Proposed Athletic Center to Cater to Non-Athletes



Students seeking health club-like exercise and recreation facilities presently have two options: Alumni Arena already crowded with varsity teams and private, frequently expensive, off-campus health clubs. This, however, may soon change.

Next semester university officials will begin considering plans to augment recreational facilities at UB, including the possibility of building a recreation center for students not involved in varsity sports.

"Among the options being considered were expanded recreation in Alumni, maybe even in an expanded Alumni or a new fieldhouse/rec center, or a stand alone rec center," Vice President of Student Affairs Dennis Black stated in an e-mail. "There has been good discussions on the concept of a stand-alone rec center and we are beginning to look at how that could be done," stated Black.

UB officials recently suggested the option of incorporating a recreational center within the proposed Lee Road construction, possibly as the complex's focal point.

"The location on Lee Road is part of our campus commitment to develop that area as a North-South link and the thinking of the master plan consultant is that a rec center could be a wonderful 'anchor' to the project," stated Black.

According to Edward Johnson, director of internal operations for UB's Division of Athletics, the center, if located on Lee Road, will be one of the earliest constructed segments of the complex.

The center will also increase UB's similarity to other MAC universities, many of which boast specialized recreational centers for students.

"There is a small group of people from athletics and Student Affairs who began to look at our current recreation offerings and began to compare ourselves to peer institutions, and found we are woefully behind other institutions in what we offer in the sense of recreation," said Barbara Ricotta, dean of Student Affairs.
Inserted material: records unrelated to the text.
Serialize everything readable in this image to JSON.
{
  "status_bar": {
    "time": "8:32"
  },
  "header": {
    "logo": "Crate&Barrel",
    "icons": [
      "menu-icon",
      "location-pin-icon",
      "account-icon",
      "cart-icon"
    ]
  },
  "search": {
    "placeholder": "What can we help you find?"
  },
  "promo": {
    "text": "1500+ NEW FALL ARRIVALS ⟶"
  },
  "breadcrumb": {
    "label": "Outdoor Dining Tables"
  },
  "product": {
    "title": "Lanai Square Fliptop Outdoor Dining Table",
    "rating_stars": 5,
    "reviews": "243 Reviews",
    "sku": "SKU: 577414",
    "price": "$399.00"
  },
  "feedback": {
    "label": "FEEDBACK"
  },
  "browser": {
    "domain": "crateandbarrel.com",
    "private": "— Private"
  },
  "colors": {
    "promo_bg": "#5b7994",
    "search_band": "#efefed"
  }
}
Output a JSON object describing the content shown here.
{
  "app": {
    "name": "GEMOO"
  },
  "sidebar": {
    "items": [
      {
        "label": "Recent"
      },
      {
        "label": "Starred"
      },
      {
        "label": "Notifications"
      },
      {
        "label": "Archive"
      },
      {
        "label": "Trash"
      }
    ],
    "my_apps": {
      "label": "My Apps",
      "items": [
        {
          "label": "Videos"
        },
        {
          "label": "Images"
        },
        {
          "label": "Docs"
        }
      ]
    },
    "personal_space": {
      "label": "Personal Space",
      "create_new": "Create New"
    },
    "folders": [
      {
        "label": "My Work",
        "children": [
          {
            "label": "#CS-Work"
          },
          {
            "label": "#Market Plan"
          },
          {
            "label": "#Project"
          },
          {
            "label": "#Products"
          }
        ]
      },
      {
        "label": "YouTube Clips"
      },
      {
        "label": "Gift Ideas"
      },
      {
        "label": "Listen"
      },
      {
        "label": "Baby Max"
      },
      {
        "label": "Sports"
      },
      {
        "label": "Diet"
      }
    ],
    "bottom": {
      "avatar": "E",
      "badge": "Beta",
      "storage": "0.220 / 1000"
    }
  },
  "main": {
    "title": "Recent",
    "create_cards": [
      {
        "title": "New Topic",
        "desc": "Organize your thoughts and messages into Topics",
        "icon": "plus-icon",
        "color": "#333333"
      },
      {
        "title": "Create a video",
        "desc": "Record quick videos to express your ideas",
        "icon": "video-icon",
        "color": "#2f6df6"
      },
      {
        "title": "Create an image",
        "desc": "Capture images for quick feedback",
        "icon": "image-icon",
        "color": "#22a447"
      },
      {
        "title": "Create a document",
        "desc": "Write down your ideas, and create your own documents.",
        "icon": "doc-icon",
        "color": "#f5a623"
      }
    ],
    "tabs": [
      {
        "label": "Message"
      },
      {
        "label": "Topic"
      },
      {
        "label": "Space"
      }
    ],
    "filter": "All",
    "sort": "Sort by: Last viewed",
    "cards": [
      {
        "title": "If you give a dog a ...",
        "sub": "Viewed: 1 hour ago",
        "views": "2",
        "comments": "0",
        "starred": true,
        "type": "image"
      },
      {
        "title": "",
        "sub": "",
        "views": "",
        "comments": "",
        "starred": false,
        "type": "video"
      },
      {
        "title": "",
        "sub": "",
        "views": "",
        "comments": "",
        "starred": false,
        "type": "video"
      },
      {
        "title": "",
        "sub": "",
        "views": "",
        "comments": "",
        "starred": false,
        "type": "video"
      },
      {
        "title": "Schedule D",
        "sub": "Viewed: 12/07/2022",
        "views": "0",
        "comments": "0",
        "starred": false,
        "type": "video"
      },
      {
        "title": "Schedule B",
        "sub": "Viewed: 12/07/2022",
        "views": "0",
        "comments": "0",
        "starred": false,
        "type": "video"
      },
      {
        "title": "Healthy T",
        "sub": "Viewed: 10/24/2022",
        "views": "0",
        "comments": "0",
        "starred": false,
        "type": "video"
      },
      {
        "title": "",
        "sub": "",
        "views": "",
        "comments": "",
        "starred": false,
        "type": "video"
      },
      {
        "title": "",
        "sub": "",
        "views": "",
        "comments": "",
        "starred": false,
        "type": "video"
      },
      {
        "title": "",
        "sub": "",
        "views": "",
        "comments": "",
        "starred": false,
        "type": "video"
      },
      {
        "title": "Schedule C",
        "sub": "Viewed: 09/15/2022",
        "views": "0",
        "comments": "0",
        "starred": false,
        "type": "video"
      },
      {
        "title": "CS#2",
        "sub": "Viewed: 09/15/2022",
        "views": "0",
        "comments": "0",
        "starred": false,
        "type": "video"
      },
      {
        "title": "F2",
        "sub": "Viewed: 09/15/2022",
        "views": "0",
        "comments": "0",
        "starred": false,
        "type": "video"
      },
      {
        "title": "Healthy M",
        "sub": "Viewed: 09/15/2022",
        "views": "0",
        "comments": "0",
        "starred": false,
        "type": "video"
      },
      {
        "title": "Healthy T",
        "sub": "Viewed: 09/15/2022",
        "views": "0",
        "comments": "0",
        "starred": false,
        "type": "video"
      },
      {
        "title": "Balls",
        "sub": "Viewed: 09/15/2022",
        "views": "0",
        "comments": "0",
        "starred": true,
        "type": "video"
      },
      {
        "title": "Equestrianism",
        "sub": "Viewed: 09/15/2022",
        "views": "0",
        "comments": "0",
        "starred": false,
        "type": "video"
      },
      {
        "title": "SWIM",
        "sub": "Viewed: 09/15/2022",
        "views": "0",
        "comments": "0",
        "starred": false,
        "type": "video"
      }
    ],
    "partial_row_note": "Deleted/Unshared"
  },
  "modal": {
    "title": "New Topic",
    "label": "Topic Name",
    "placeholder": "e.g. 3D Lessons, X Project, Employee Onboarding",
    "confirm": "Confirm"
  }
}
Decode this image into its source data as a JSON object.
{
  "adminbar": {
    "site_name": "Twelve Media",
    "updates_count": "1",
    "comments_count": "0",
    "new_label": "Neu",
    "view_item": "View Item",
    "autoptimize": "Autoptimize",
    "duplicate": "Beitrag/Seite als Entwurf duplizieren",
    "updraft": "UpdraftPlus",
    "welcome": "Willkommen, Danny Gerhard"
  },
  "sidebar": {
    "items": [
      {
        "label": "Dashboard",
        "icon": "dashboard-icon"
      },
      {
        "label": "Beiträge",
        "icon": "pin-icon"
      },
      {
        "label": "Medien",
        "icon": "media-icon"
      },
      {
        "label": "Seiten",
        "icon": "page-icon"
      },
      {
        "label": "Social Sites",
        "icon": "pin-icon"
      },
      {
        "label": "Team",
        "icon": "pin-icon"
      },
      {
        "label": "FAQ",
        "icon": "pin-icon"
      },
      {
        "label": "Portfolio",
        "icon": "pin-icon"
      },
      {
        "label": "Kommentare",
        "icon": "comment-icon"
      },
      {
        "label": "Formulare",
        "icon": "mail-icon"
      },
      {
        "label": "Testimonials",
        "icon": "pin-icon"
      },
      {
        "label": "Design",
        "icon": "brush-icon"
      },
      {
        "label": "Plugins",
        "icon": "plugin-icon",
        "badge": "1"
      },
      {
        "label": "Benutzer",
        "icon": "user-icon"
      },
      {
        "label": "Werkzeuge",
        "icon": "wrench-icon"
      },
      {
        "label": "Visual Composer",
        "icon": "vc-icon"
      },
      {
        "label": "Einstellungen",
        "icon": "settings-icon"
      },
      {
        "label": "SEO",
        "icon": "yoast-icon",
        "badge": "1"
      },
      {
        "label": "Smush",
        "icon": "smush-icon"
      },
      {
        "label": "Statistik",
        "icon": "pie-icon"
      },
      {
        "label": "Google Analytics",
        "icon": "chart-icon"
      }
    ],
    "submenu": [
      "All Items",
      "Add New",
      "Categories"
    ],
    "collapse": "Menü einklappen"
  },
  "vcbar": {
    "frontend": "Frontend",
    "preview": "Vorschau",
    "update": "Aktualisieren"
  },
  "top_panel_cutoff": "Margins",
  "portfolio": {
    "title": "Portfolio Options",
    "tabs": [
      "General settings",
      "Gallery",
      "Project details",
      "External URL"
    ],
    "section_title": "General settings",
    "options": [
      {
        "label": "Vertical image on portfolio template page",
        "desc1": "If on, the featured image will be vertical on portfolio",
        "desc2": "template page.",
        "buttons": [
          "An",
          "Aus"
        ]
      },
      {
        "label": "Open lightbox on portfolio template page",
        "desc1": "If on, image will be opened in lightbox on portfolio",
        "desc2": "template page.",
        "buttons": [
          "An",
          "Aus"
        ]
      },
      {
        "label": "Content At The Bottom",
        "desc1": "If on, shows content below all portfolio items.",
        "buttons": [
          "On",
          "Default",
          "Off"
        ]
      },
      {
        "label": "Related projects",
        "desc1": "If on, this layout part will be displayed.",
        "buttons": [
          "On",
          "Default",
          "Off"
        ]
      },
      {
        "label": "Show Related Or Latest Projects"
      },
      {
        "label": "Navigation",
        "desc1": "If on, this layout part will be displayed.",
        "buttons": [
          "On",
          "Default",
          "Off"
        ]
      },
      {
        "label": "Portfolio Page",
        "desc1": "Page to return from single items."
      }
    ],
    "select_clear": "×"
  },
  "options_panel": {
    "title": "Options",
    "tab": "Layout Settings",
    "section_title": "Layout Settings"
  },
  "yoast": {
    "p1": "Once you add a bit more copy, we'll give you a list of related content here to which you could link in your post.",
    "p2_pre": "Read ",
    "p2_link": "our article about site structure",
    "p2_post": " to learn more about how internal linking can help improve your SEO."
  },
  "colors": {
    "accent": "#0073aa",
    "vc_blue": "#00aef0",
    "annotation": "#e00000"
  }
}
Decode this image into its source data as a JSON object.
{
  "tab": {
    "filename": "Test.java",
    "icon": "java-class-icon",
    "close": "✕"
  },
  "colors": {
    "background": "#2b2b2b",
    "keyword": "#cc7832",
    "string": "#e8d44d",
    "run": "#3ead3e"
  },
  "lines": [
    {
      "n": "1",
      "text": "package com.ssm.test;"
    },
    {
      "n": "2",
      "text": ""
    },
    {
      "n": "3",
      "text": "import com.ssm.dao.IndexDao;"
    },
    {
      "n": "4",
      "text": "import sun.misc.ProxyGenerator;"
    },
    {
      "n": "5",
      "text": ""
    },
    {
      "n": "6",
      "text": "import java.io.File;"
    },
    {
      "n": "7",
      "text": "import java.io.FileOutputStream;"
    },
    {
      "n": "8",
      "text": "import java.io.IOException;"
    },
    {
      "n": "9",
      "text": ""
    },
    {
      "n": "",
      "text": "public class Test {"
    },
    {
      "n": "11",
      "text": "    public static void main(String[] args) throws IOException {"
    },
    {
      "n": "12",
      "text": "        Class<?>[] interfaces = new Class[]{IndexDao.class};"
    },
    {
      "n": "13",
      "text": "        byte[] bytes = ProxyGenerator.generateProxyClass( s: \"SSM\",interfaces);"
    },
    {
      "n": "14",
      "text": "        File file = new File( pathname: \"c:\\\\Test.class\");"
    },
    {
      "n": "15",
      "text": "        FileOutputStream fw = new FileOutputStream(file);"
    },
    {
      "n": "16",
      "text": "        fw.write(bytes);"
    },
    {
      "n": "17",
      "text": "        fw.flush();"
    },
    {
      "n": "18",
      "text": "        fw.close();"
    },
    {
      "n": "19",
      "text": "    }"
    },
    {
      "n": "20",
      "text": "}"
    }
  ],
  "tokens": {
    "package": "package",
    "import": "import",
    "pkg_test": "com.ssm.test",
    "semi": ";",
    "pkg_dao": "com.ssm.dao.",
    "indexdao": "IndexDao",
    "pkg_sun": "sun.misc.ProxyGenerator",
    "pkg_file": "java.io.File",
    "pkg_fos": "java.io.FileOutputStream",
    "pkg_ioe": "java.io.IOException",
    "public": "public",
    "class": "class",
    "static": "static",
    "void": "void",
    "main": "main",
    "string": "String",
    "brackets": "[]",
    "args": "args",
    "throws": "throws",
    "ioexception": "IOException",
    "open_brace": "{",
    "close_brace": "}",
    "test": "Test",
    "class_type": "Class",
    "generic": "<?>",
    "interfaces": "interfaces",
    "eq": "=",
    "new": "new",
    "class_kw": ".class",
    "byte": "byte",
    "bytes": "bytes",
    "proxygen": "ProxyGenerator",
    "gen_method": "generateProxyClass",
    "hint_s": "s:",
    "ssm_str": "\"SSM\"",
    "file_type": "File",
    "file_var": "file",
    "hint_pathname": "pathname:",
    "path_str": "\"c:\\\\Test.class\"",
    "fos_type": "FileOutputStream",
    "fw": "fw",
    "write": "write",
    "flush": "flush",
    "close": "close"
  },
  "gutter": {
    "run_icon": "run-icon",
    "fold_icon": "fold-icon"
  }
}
Administrators compared UB's current workout facilities and the accessibility of gym space to other MAC universities such as Kent State, Miami University of Ohio and Ohio University.

"We felt that we needed to talk with the campus about whether that was something that needed to be improved. From our perspective it looked like we were woefully behind and as we looked at other people it looked like other schools were much farther along than we were," said Ricotta.

"It's not a forgone conclusion that we are going to build a recreation center, but it's an idea," added Ricotta.

UB will hire a private firm to study campus recreational needs and assess whether they are met by existing facilities. If they are not, "the most logical spot [for a recreation center] at this point in time seems to be the Lee Road development," said Ricotta.

The study will utilize focus groups and surveys to assess the current recreation space and identify what facilities students would like on each campus.

The cost of a center would depend heavily on the building's size and the types of facilities offered. According to Johnson, the recreation center could range in price from $15 million to upwards of $35 million.

Memberships to the center would be included in the mandatory student activity fee, and would be offered to faculty and staff for a fee. Whether membership will be offered to the public has yet to be determined.

"Obviously the more revenue we would generate from those memberships the less it would cost students. Whether we did that through our recreation fee or through membership fees, any income that you would make off of groups like that would just supplement and reduce the cost for students," said Ricotta.